A pair of scientists say they’ve figured out how to make the smell equivalent of “white noise.” They’ve written the equations. Now what’s left is to make a device that’s able to cancel out everything from onions to locker-room musk, although it’s unclear whether such a machine will ever be made.
“Olfactory white” works differently from baking soda or water filters. Those use sodium bicarbonate and carbon to absorb odors. Olfactory white also works differently from Febreeze. At least according to About.com’s description, the popular household spray eliminates odors by reacting with smelly molecules and turning them into inert compounds. No, the idea behind olfactory white is that you release additional molecules into the air so that when people sniff all those molecules at once—the original smell, plus the olfactory-white-creating-smell—their brains perceive it as no smell. (Or at least something not unpleasant.)
Olfactory white is supposed to be analogous to white noise, which sends out sound waves to cancel noises, and white light, in which colored lights combine to make white. The scientists who worked on this latest iteration of olfactory white aren’t the first to come up with the idea. Neurologist Noam Sobel of the Weizmann Institute of Science in Israel pioneered it, but hasn’t yet come up with a working machine, New Scientist reports.

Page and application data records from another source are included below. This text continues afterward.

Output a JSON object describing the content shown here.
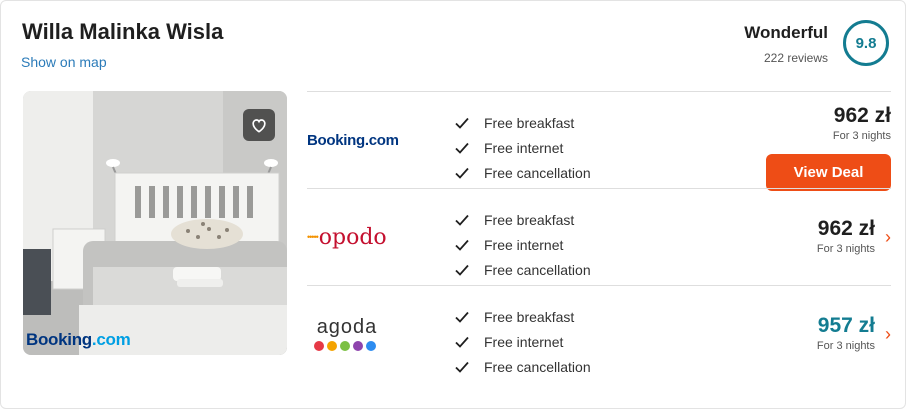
{
  "hotel": {
    "name": "Willa Malinka Wisla",
    "map_link": "Show on map",
    "rating_word": "Wonderful",
    "reviews": "222 reviews",
    "score": "9.8"
  },
  "photo": {
    "logo_booking": "Booking",
    "logo_dotcom": ".com"
  },
  "offers": [
    {
      "provider": "Booking.com",
      "features": [
        "Free breakfast",
        "Free internet",
        "Free cancellation"
      ],
      "price": "962 zł",
      "nights": "For 3 nights",
      "button": "View Deal"
    },
    {
      "provider": "opodo",
      "features": [
        "Free breakfast",
        "Free internet",
        "Free cancellation"
      ],
      "price": "962 zł",
      "nights": "For 3 nights"
    },
    {
      "provider": "agoda",
      "features": [
        "Free breakfast",
        "Free internet",
        "Free cancellation"
      ],
      "price": "957 zł",
      "nights": "For 3 nights"
    }
  ],
  "colors": {
    "accent": "#ee4d16",
    "score_ring": "#137c91",
    "link": "#2b7bb9",
    "best_price": "#137c91",
    "booking_blue": "#003580",
    "booking_light": "#009fe3",
    "opodo_red": "#c4102f"
  },
  "icons": {
    "favorite": "heart-icon",
    "feature": "check-icon",
    "more": "chevron-right-icon"
  }
}
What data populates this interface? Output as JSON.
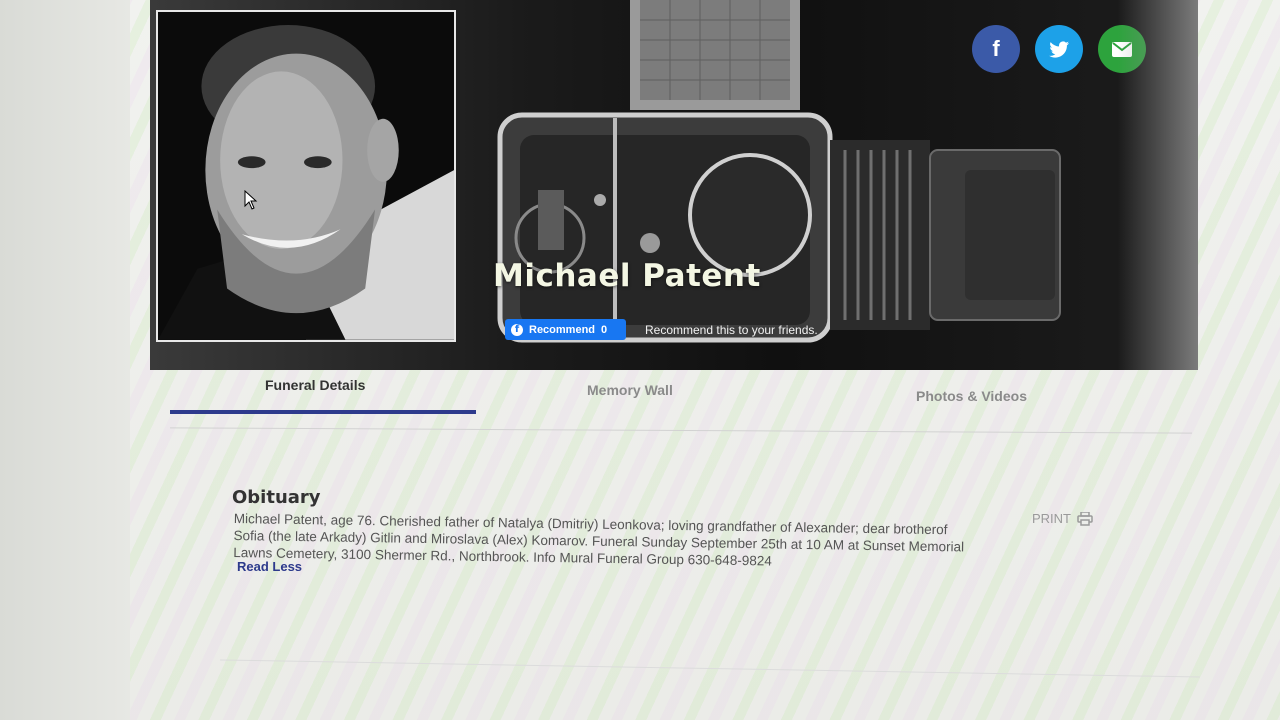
{
  "hero": {
    "name": "Michael Patent",
    "recommend_label": "Recommend",
    "recommend_count": "0",
    "recommend_text": "Recommend this to your friends."
  },
  "share": {
    "facebook_glyph": "f",
    "twitter_icon": "twitter-bird-icon",
    "email_icon": "envelope-icon",
    "colors": {
      "facebook": "#3b5aa8",
      "twitter": "#1da1e8",
      "email": "#2da33d"
    }
  },
  "tabs": [
    {
      "label": "Funeral Details",
      "active": true
    },
    {
      "label": "Memory Wall",
      "active": false
    },
    {
      "label": "Photos & Videos",
      "active": false
    }
  ],
  "obituary": {
    "title": "Obituary",
    "line1": "Michael Patent, age 76. Cherished father of Natalya (Dmitriy) Leonkova; loving grandfather of Alexander; dear brotherof",
    "line2": "Sofia (the late Arkady) Gitlin and Miroslava (Alex) Komarov. Funeral Sunday September 25th at 10 AM at Sunset Memorial",
    "line3": "Lawns Cemetery, 3100 Shermer Rd., Northbrook. Info Mural Funeral Group 630-648-9824",
    "read_less": "Read Less",
    "print_label": "PRINT"
  },
  "accent_color": "#2d3a8c"
}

Theoretically, canceling smells with smells should work because human perception of smell is synthetic, not analytic. That means that when human brains encounter multiple odors, they don’t perceive them as a weighted mix. So it’s not like, “Oh hey, this is 50 percent dairy compounds, plus 48 percent mild squash, plus two percent tree bark.” Instead, human brains mush everything together: Smells like pumpkin pie!
Other scientists have performed a few studies asking people to describe the smells of pure molecules, such as tolualdehyde (“fragrant,” “almond,” “sweet”) and valeric acid (“rancid,” “sweaty,” “putrid”). To create their equations, mathematician Kush Varshney and engineering professor Lav Varshney, who are brothers, made a map linking those descriptions and the molecules’ chemical structures. Then they fed their map into a computer program that learns from examples. That computer program theoretically should be able to come up with descriptors for novel smells that weren’t part of its training data.
From there, the Varshneys wrote an equation that comes up with a mix of molecules that, when added to a smell, should minimize the bad descriptors people would apply to that smell. For example, the brothers identified a few compounds that would help cancel the unpleasant odors of durian, dried bonito flakes, onion, and sauerkraut. (For the record, I find three of those four foods delicious.) Among the cancelling molecules are (+)-cyclosativene, which gives lettuce and cabbage their green smell, and (E,E,Z)-1,3,5,8-undecatetraene, which smells like pineapple.
A machine engineered to recognize and cancel out odors could bring peace to workplace lunchrooms, the researchers wrote in the paper they posted to the arXiv database. The researchers also imagined using their equations to come up with additives that take away disliked flavors in healthy foods.
It’s debatable whether such inventions would be worth developing, but we’re totally fascinated with the idea. Do your kids resent it when you add cauliflower to their macaroni and cheese? An olfactory-white additive may cancel out the flavor of the veggie, while keeping in the delectable cheddar and mac. Or how about a spinach salad that tastes only of the bacon bits?